Figure out the number of lines in the entries that hold the string "JSON", then give that number and nothing else.

## Input

********

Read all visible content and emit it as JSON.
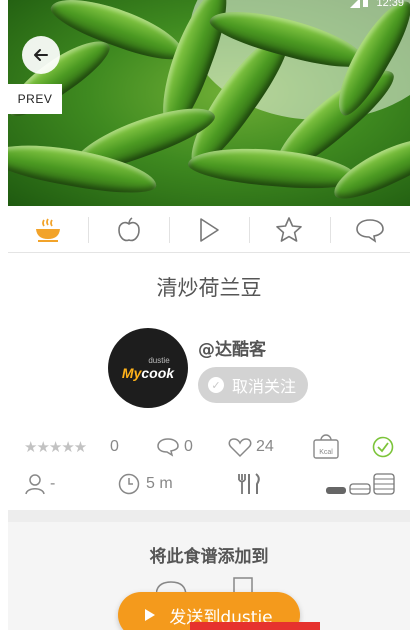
{
  "status_bar": {
    "time": "12:39"
  },
  "nav": {
    "prev_label": "PREV"
  },
  "tabs": [
    {
      "icon": "cooking-pot-icon",
      "active": true
    },
    {
      "icon": "apple-icon",
      "active": false
    },
    {
      "icon": "play-icon",
      "active": false
    },
    {
      "icon": "star-icon",
      "active": false
    },
    {
      "icon": "comment-icon",
      "active": false
    }
  ],
  "recipe": {
    "title": "清炒荷兰豆"
  },
  "author": {
    "username": "@达酷客",
    "avatar_small": "dustie",
    "avatar_brand_my": "My",
    "avatar_brand_cook": "cook",
    "unfollow_label": "取消关注"
  },
  "stats": {
    "rating_count": "0",
    "comment_count": "0",
    "like_count": "24",
    "kcal_label": "Kcal",
    "servings": "-",
    "time": "5 m"
  },
  "add_to": {
    "title": "将此食谱添加到",
    "send_label": "发送到dustie"
  },
  "colors": {
    "accent": "#f49a1c",
    "active_tab": "#f2a32a",
    "check": "#7cc43a"
  }
}
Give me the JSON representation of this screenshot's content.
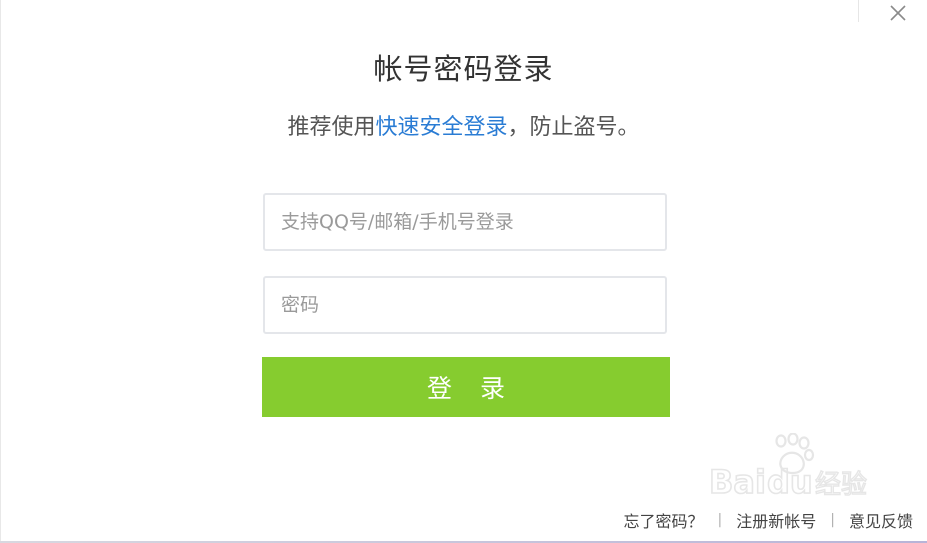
{
  "dialog": {
    "title": "帐号密码登录",
    "subtitle_prefix": "推荐使用",
    "subtitle_link": "快速安全登录",
    "subtitle_suffix": "，防止盗号。",
    "close_icon": "close-icon"
  },
  "form": {
    "account_placeholder": "支持QQ号/邮箱/手机号登录",
    "account_value": "",
    "password_placeholder": "密码",
    "password_value": "",
    "login_label": "登 录",
    "login_color": "#86cc2f"
  },
  "footer": {
    "forgot_password": "忘了密码？",
    "register": "注册新帐号",
    "feedback": "意见反馈",
    "separator": "|"
  },
  "watermark": {
    "text": "Baidu经验"
  },
  "colors": {
    "link": "#2a7cd4",
    "title": "#333333",
    "subtitle": "#555555"
  }
}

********

## The answer
2